Blog post by Isobel Swinscoe
‘Edible insects: the value chain’ conference – celebrating 10 years of insect research and industry
Over two days in March this year, Wageningen University in the Netherlands hosted one of an increasing number of international conferences showcasing the academic and industrial state of play in the world of insects as food and feed.
My PhD research is assessing the microbiological safety of using seaweed as a sustainable feed source for the larvae of kelp flies and black soldier flies (BSFL), which are intended as sustainable feed for farmed fish. I presented data from recent lab experiments which show that the typical industrial processes of washing and drying freshly harvested seaweed intended as insect feed do not necessarily remove all bacterial pathogens effectively. Whether these same pathogens survive and persist in Black Soldier Fly larvae to which this dried seaweed is then fed was the subject of a follow-up experiment.
The worlds of politics, academia, regulators and industry were all well represented at the conference. Professor Arnold van Huis, of Wageningen University and current Editor-in-chief of the Journal of Insects as Food and Feed, kick-started day one of the talks with ‘Prospects of insects as food and feed to become a successful agricultural sector’. The theme on insect rearing provided some useful insights into BSFL production.
During the theme on insect processing, Leen van Campenhout’s (KU Leuven, Belgium) showed us some great data on microbiological dynamics during rearing of edible insects. Insect producers normally starve their larvae to make them empty their guts prior to harvesting of the larvae. Although this is often assumed to remove any pathogenic bacteria they may have ingested, Leen showed this was not necessarily true with mealworms. This raises the question: how does the lack of standardised rearing and processing practices across companies affect the microbial safety of various insect species? However, my in-situ sampling of seaweed-fed BSFL and the fish feed pellets made out of them for the Aquafly project showed that the high temperatures used to process the various raw materials into the final products (e.g. BSFL meal) was an extremely effective method of microbial decontamination. Perhaps people eating insects directly as food have more to worry about than people eating fish reared on highly processed insect meal?

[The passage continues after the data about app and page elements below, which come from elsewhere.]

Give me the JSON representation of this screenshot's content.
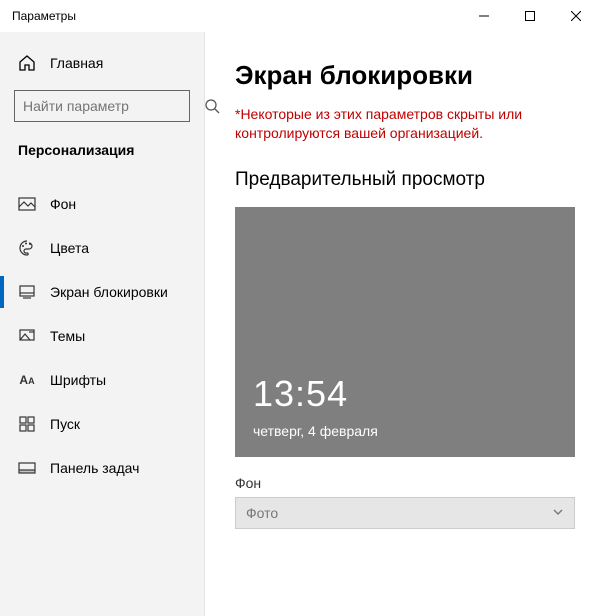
{
  "window": {
    "title": "Параметры"
  },
  "sidebar": {
    "home": "Главная",
    "searchPlaceholder": "Найти параметр",
    "section": "Персонализация",
    "items": [
      {
        "label": "Фон"
      },
      {
        "label": "Цвета"
      },
      {
        "label": "Экран блокировки"
      },
      {
        "label": "Темы"
      },
      {
        "label": "Шрифты"
      },
      {
        "label": "Пуск"
      },
      {
        "label": "Панель задач"
      }
    ]
  },
  "page": {
    "title": "Экран блокировки",
    "warning": "*Некоторые из этих параметров скрыты или контролируются вашей организацией.",
    "previewHeading": "Предварительный просмотр",
    "preview": {
      "time": "13:54",
      "date": "четверг, 4 февраля"
    },
    "backgroundLabel": "Фон",
    "backgroundValue": "Фото"
  }
}
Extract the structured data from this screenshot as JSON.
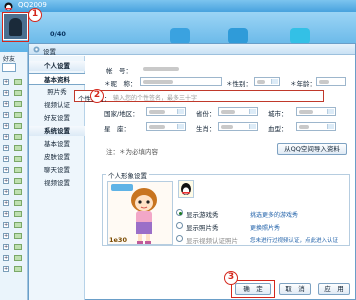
{
  "app": {
    "title": "QQ2009",
    "status_num": "0/40"
  },
  "dialog": {
    "title": "设置",
    "personal_show_group": "个人形象设置"
  },
  "sidebar": {
    "personal_header": "个人设置",
    "system_header": "系统设置",
    "personal_items": [
      {
        "label": "基本资料",
        "active": true
      },
      {
        "label": "照片秀"
      },
      {
        "label": "视频认证"
      },
      {
        "label": "好友设置"
      }
    ],
    "system_items": [
      {
        "label": "基本设置"
      },
      {
        "label": "皮肤设置"
      },
      {
        "label": "聊天设置"
      },
      {
        "label": "视频设置"
      }
    ]
  },
  "form": {
    "account_label": "帐　号：",
    "nickname_label": "＊昵　称：",
    "gender_label": "＊性别：",
    "age_label": "＊年龄：",
    "signature_label": "个性签名：",
    "signature_placeholder": "输入您的个性签名，最多三十字",
    "country_label": "国家/地区：",
    "province_label": "省份：",
    "city_label": "城市：",
    "zodiac_label": "星　座：",
    "animal_label": "生肖：",
    "blood_label": "血型：",
    "note": "注：＊为必填内容",
    "import_button": "从QQ空间导入资料"
  },
  "show": {
    "radio_show": "显示游戏秀",
    "radio_photo": "显示照片秀",
    "radio_video": "显示视频认证照片",
    "link_show": "挑选更多的游戏秀",
    "link_photo": "更换照片秀",
    "link_video": "您未进行过视频认证，点此进入认证",
    "badge": "1e30"
  },
  "buttons": {
    "ok": "确　定",
    "cancel": "取　消",
    "apply": "应　用"
  },
  "markers": {
    "m1": "1",
    "m2": "2",
    "m3": "3"
  },
  "colors": {
    "accent": "#d4271c",
    "title_blue": "#48a2de"
  },
  "left_panel": {
    "tab_label": "好友"
  }
}
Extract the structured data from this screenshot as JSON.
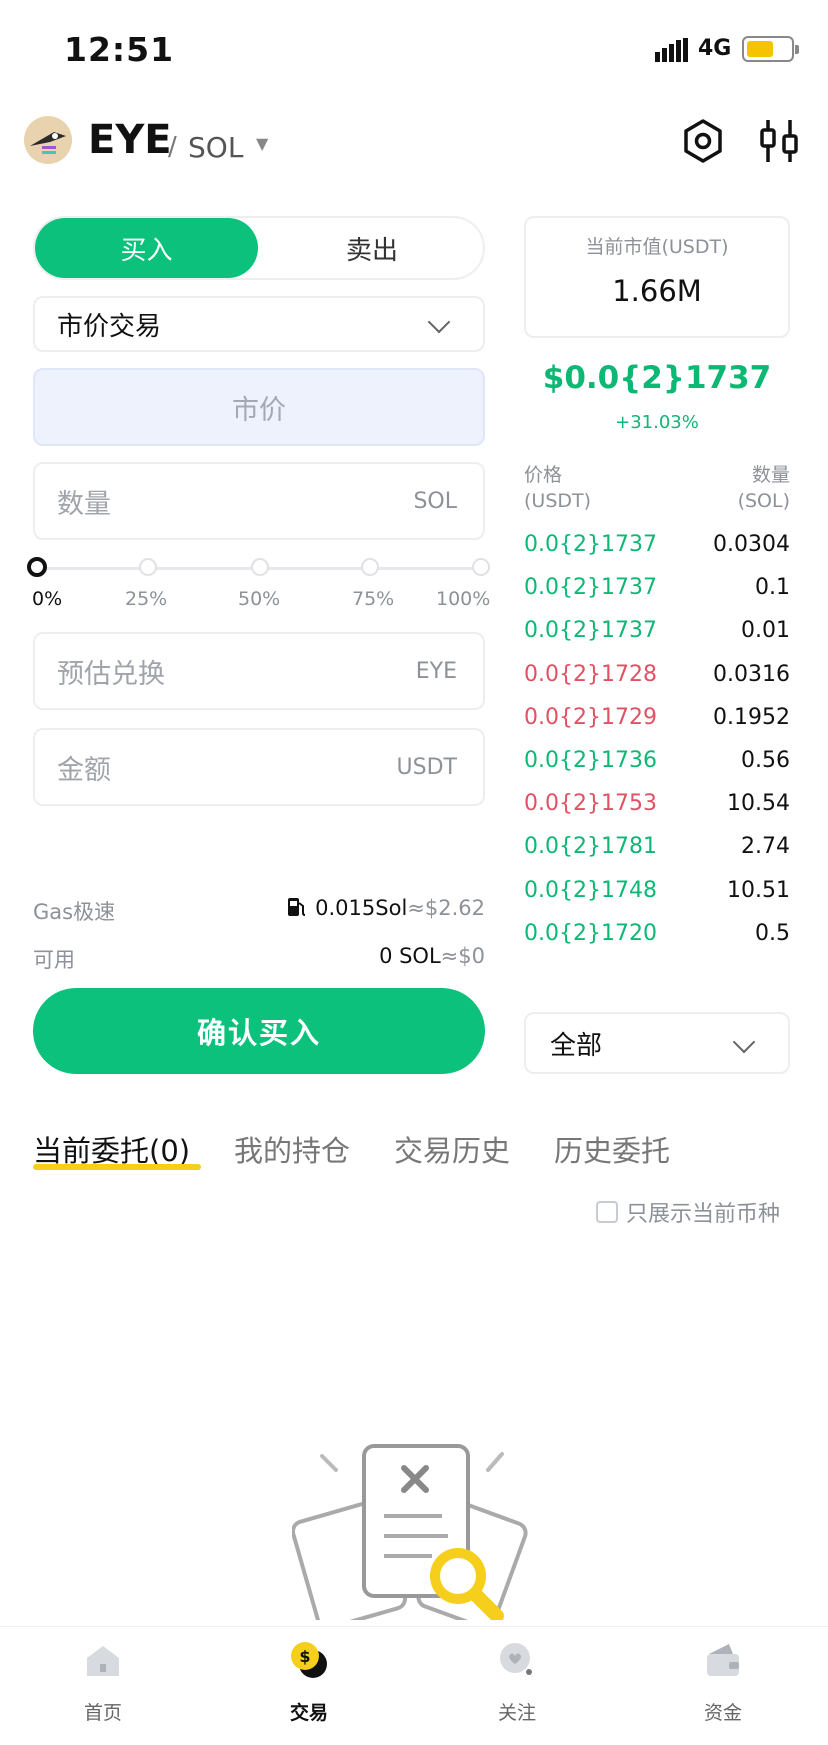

Speaking of Aquafly, Erik-Jan Lock of the Institute of Marine Research and manager of the Aquafly project since its inception, gave a fantastic talk on day two on the use of insects in aquafeed- nutrition and safety considerations. It was great to hear that the Aquafly project which I’ve been a part of since 2015 has successfully proved the concept that farmed Atlantic salmon can thrive on seaweed-fed BSFL and are safe for human consumers. He concluded that it was now up to the insect and aquaculture industries as to whether they change their feed practices as a result – a clear challenge to all the industrial players in the room!
The conference ended with what, to many, was a highlight of the event – piano pieces inspired by insects, played by Bert van den Brink. And not forgetting a dinner menu in which edible insects naturally played a part – mealworm quiche!